--- DATA FOR THIS TASK ---
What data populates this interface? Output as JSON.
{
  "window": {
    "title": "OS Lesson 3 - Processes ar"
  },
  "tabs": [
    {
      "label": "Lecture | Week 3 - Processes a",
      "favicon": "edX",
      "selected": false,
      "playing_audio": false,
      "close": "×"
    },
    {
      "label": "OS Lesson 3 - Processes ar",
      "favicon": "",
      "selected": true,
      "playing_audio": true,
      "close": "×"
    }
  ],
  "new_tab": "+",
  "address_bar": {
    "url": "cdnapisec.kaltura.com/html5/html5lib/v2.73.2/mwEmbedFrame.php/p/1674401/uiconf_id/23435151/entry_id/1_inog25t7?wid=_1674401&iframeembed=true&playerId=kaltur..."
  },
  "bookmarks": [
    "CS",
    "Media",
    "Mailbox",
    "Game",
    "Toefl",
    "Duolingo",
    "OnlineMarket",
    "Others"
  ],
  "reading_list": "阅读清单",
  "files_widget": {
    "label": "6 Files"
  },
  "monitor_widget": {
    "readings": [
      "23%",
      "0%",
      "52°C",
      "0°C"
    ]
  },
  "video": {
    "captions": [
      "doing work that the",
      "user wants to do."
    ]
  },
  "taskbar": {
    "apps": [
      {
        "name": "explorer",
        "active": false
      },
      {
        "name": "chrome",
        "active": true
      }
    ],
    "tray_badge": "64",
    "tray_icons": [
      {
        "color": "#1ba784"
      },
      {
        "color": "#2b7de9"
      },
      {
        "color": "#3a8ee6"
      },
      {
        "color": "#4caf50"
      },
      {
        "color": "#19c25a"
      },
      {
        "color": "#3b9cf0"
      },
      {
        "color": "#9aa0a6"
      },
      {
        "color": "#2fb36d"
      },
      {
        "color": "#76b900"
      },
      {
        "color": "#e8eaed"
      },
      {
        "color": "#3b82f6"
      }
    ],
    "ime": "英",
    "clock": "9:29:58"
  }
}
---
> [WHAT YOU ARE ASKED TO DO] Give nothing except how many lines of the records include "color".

> [RESPONSE] 11